**What you are asked to do**
Go through the data below and return each line containing the word "sender".

**Dataset rows describing interfaces**
__________

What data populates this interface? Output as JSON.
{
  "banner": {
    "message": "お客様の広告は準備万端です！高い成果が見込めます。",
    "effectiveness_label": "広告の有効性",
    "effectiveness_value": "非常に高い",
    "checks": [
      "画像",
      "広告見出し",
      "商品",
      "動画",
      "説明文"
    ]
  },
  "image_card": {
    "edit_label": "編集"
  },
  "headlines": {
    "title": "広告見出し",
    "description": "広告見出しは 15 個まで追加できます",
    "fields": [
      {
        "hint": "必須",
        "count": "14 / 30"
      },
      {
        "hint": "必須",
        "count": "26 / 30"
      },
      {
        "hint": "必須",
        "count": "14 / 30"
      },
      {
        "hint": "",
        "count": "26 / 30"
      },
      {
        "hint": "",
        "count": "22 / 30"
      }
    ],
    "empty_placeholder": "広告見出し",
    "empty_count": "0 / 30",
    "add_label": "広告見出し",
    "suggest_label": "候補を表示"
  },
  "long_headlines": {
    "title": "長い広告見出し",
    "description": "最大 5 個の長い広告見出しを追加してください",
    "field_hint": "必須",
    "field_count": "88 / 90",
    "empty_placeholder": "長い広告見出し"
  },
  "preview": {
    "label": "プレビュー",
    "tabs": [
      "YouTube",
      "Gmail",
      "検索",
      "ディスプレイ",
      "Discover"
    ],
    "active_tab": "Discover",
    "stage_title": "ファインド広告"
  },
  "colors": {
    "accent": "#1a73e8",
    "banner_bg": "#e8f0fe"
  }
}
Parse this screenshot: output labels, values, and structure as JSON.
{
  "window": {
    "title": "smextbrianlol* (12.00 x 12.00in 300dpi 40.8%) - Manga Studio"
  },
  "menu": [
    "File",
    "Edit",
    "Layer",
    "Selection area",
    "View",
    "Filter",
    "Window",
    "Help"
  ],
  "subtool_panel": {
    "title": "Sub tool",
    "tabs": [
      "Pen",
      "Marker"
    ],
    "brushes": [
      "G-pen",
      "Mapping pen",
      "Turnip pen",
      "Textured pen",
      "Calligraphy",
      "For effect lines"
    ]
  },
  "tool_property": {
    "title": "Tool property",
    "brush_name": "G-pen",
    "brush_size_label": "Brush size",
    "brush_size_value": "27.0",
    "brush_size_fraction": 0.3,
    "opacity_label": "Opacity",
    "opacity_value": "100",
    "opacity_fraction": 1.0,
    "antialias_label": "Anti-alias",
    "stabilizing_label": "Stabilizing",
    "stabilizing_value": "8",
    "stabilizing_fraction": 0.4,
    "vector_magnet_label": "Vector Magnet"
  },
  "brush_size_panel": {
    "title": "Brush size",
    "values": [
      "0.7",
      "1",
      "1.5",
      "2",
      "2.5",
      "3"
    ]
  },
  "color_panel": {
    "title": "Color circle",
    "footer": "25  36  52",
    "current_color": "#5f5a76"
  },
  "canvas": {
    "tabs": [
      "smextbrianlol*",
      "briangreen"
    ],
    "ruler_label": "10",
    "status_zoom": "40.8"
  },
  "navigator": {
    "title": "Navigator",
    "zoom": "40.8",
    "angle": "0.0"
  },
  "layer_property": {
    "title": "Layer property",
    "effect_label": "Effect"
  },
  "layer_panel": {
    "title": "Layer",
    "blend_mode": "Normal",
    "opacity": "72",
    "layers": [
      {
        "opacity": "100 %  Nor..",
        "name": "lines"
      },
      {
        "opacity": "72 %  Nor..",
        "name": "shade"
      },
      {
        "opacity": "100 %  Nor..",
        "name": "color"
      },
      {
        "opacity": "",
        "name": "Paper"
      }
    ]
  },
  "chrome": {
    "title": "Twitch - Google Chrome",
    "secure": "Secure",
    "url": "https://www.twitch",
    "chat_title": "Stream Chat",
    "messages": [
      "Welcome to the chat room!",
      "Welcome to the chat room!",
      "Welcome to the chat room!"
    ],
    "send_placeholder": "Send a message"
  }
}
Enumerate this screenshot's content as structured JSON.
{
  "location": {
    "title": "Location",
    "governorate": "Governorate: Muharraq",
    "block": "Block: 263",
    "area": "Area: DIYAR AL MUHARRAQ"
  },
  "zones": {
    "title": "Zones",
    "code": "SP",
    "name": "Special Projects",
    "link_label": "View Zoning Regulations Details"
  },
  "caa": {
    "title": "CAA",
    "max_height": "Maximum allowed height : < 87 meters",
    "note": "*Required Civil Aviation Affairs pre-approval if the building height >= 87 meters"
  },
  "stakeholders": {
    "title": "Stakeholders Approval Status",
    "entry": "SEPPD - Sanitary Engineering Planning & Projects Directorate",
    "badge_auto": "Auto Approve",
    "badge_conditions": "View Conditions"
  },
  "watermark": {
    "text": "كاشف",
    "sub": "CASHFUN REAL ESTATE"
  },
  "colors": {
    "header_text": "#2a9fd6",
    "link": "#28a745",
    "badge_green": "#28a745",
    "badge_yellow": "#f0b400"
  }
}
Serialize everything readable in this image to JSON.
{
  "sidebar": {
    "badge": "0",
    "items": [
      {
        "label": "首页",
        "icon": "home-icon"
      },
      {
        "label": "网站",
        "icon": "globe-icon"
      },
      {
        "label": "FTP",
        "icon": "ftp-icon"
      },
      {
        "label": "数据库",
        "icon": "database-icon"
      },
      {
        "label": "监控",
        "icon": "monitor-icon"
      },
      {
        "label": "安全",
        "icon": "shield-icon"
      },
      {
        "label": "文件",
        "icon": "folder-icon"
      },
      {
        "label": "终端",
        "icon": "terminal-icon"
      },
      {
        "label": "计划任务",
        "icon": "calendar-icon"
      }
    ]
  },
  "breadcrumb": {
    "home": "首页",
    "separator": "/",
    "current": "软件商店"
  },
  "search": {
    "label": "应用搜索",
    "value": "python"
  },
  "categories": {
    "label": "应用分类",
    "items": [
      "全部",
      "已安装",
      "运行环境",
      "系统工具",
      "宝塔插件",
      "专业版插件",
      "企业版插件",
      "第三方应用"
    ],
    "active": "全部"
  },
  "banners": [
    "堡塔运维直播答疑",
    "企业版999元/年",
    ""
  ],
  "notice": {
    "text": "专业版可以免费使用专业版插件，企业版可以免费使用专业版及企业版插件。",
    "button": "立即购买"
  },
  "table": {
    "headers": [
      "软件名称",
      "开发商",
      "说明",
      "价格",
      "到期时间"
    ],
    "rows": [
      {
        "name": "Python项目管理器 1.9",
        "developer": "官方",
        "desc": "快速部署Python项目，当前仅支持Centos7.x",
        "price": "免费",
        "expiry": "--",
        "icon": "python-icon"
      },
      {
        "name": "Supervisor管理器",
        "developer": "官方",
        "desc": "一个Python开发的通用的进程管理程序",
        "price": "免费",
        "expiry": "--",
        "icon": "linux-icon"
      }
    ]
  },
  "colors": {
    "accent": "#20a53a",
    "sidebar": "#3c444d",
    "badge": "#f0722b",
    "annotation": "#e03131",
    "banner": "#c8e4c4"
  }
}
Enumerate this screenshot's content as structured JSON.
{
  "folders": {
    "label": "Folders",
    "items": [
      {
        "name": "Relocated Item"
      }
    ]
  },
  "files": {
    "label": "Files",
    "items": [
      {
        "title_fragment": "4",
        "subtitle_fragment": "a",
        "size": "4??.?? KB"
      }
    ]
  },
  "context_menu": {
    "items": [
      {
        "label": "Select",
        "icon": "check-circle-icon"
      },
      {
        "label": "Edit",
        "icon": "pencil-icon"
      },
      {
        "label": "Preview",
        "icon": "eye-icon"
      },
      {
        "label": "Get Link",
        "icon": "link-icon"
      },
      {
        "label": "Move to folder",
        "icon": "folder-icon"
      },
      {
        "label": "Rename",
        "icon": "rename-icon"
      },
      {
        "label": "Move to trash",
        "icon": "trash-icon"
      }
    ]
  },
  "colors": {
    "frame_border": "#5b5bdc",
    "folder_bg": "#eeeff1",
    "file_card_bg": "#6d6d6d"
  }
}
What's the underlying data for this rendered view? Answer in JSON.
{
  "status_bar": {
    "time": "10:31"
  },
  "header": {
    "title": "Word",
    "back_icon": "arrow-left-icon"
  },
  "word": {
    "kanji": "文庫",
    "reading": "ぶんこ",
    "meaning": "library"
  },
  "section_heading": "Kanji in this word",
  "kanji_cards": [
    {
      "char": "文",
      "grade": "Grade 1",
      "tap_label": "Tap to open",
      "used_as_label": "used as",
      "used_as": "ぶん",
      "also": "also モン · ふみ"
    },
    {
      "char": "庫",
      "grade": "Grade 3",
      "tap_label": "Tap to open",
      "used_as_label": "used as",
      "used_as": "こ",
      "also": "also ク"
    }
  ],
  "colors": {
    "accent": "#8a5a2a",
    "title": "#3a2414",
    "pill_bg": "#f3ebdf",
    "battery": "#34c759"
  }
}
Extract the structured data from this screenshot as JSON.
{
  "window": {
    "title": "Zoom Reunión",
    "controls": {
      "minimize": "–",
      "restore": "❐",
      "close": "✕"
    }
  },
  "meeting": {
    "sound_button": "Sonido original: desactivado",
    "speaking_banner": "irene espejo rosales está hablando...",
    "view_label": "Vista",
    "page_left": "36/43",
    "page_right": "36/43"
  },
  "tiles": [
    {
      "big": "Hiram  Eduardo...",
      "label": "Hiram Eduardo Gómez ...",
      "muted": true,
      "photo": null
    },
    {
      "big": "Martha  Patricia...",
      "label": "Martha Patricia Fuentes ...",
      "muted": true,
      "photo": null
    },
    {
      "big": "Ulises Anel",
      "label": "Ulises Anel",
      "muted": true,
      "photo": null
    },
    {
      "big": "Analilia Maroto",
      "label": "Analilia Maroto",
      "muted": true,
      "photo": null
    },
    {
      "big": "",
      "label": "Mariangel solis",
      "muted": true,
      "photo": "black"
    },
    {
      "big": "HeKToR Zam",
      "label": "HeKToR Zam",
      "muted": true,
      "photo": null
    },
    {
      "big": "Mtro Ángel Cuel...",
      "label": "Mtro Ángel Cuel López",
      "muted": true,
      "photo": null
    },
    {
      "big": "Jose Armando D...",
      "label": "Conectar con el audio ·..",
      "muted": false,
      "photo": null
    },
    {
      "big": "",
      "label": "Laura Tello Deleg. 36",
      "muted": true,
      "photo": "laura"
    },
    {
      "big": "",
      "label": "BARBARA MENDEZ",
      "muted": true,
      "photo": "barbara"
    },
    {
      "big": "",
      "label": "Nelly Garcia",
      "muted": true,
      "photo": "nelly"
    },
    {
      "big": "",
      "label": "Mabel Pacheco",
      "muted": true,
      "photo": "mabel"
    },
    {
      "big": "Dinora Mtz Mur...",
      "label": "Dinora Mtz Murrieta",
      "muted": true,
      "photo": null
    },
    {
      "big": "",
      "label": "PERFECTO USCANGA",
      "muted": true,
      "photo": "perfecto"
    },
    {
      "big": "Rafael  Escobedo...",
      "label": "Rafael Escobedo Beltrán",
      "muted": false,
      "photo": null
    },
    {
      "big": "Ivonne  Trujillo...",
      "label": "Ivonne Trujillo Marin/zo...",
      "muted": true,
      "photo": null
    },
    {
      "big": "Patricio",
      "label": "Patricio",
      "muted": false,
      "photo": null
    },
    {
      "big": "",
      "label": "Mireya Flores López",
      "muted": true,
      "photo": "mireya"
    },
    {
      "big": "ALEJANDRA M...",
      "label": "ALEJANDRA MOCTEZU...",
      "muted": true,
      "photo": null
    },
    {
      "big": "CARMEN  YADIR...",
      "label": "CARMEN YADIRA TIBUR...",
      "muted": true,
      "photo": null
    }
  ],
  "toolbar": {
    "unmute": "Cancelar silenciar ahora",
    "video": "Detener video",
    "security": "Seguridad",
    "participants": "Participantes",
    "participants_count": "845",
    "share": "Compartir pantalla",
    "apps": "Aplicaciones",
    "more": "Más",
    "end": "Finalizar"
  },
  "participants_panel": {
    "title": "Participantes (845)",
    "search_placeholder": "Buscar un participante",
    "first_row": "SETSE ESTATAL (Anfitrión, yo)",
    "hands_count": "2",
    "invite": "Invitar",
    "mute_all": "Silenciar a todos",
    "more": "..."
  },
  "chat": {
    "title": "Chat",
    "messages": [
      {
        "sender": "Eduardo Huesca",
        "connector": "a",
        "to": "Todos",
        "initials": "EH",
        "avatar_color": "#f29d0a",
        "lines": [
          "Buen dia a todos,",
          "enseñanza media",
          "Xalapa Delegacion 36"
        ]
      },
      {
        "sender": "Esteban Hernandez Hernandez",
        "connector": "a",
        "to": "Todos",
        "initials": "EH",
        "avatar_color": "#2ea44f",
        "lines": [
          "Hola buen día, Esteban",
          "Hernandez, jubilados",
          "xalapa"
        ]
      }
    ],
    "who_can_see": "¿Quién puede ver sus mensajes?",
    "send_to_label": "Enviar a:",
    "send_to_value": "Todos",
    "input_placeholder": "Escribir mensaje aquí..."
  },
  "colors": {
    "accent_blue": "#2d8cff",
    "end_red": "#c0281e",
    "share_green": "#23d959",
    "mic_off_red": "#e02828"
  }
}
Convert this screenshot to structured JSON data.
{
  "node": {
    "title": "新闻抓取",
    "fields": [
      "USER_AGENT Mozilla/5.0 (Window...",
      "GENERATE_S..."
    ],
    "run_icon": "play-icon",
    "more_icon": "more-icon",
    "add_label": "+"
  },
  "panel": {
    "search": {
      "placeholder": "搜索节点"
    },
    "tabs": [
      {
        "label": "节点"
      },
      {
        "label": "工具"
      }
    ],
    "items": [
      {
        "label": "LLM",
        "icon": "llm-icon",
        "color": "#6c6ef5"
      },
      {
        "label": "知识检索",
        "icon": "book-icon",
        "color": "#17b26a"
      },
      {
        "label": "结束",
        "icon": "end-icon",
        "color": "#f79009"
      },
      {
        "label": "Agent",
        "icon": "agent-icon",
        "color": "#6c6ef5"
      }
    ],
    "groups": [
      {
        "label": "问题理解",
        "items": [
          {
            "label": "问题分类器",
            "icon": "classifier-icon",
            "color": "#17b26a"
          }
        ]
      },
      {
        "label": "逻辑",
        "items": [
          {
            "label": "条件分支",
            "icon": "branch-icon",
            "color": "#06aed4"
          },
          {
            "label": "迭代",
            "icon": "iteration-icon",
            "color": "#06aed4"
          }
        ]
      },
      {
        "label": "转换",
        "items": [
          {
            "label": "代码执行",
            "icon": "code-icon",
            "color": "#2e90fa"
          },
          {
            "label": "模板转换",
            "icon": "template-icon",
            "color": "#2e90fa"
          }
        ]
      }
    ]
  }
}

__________

**Result below**
        "sender": "Eduardo Huesca",
        "sender": "Esteban Hernandez Hernandez",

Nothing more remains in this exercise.